_TASK ITEM_
Only lines holding the word "がっかり" should be copied from the material.

_EXTRACTED ENTRIES_
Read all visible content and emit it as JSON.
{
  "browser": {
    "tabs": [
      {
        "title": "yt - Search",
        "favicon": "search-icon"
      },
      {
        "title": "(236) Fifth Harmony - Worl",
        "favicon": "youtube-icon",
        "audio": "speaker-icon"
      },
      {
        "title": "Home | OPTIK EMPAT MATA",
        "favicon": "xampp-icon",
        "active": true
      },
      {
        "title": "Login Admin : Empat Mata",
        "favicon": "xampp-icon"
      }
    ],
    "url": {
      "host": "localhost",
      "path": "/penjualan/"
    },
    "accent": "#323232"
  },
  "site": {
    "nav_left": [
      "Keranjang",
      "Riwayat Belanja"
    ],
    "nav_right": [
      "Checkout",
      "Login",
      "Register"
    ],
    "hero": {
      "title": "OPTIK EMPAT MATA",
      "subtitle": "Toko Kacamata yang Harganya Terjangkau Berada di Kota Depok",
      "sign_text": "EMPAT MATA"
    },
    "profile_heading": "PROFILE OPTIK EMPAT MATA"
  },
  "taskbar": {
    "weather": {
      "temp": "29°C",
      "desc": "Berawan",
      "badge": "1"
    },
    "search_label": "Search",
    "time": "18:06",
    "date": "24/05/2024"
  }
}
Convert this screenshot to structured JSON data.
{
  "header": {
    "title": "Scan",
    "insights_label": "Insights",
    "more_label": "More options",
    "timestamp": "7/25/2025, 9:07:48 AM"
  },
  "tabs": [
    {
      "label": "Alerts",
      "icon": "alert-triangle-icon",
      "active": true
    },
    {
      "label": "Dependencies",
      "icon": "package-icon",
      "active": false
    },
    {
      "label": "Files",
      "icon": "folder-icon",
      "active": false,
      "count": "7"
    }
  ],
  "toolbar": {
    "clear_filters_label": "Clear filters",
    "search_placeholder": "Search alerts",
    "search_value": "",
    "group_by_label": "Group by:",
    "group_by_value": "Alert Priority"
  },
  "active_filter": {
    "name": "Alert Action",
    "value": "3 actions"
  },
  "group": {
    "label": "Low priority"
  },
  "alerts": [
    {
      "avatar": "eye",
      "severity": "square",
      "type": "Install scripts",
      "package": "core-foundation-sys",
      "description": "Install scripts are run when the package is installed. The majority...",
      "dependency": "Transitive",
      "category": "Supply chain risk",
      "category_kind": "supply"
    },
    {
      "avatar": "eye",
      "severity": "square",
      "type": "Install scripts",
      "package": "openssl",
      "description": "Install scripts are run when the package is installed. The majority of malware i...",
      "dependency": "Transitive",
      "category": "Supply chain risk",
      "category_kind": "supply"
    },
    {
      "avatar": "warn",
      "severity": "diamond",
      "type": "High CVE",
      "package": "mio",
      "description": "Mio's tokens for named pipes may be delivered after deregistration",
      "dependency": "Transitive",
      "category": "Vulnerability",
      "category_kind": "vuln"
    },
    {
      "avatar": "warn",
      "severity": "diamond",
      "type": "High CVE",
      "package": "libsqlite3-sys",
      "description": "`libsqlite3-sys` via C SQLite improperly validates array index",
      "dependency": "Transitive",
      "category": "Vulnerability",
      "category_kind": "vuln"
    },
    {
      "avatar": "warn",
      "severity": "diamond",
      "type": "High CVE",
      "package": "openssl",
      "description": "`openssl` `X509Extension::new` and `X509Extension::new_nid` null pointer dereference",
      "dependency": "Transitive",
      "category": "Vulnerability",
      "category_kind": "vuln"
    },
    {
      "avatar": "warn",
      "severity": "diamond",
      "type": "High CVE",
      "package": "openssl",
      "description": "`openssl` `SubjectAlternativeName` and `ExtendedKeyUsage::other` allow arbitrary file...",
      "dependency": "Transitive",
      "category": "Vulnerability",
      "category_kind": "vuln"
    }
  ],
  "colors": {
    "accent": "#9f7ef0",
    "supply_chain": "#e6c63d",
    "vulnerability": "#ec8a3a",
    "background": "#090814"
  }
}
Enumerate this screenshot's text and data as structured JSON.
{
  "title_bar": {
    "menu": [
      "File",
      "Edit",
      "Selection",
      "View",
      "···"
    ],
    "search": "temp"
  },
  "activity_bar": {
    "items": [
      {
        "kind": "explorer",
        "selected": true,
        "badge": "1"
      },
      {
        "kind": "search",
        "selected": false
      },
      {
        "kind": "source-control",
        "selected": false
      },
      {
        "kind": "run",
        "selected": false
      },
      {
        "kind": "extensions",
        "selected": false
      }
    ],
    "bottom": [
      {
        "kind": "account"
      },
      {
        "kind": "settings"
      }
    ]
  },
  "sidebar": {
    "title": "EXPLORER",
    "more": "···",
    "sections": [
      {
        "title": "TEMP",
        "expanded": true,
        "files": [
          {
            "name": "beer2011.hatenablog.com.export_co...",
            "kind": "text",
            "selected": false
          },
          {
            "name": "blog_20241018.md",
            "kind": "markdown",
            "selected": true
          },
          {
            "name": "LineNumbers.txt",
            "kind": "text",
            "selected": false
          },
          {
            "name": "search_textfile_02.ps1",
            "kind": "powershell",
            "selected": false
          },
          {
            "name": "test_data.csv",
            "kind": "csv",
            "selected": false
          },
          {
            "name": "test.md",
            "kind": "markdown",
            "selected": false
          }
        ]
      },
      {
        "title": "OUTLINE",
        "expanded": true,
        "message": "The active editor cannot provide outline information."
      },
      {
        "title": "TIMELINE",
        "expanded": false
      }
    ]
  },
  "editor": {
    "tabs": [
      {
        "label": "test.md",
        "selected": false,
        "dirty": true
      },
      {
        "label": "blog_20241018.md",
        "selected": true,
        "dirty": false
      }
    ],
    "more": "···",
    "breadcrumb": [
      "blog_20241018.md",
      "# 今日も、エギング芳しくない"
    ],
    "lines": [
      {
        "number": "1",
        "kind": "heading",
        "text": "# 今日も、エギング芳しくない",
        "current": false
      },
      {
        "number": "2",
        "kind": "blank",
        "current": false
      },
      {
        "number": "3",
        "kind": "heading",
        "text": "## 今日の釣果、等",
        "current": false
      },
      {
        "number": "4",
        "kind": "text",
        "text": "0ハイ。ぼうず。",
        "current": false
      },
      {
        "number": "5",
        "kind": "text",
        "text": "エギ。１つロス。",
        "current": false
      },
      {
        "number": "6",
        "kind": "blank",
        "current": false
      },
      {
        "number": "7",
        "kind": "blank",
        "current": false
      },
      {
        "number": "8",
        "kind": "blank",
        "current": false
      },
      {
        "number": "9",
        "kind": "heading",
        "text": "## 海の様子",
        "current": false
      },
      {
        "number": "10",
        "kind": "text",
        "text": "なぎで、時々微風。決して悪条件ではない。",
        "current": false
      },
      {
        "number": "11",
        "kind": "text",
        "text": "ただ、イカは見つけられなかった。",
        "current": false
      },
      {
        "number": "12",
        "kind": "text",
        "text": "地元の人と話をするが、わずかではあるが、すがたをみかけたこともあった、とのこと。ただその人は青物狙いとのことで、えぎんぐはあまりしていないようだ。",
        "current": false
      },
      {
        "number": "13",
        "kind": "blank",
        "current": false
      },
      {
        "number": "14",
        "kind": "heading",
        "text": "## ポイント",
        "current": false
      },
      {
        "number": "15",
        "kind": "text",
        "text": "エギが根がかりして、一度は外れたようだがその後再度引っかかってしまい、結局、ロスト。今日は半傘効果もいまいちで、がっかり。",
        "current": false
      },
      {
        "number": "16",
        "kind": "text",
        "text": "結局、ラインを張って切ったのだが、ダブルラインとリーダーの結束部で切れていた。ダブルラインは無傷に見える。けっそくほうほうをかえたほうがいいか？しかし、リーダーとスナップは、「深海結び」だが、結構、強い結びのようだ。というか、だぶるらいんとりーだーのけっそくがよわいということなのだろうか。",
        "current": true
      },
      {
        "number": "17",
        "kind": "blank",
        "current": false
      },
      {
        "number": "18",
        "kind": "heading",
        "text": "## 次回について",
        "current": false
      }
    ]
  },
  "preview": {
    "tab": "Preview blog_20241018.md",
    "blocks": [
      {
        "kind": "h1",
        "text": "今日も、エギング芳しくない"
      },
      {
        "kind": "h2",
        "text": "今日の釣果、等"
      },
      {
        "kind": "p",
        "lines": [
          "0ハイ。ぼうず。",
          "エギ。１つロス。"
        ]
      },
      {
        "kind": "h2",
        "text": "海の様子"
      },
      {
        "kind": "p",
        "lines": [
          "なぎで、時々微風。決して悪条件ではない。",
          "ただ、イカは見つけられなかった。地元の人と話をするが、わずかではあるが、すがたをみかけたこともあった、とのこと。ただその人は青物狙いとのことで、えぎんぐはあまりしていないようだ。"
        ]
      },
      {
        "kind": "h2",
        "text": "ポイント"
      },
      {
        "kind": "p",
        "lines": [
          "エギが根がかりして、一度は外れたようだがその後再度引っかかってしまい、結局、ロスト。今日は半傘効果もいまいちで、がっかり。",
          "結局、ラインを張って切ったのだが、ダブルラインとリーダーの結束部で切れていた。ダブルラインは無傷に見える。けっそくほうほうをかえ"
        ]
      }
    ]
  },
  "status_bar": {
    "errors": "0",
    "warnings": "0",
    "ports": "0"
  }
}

_RESULT OF THE TASK_
        "text": "エギが根がかりして、一度は外れたようだがその後再度引っかかってしまい、結局、ロスト。今日は半傘効果もいまいちで、がっかり。",
          "エギが根がかりして、一度は外れたようだがその後再度引っかかってしまい、結局、ロスト。今日は半傘効果もいまいちで、がっかり。",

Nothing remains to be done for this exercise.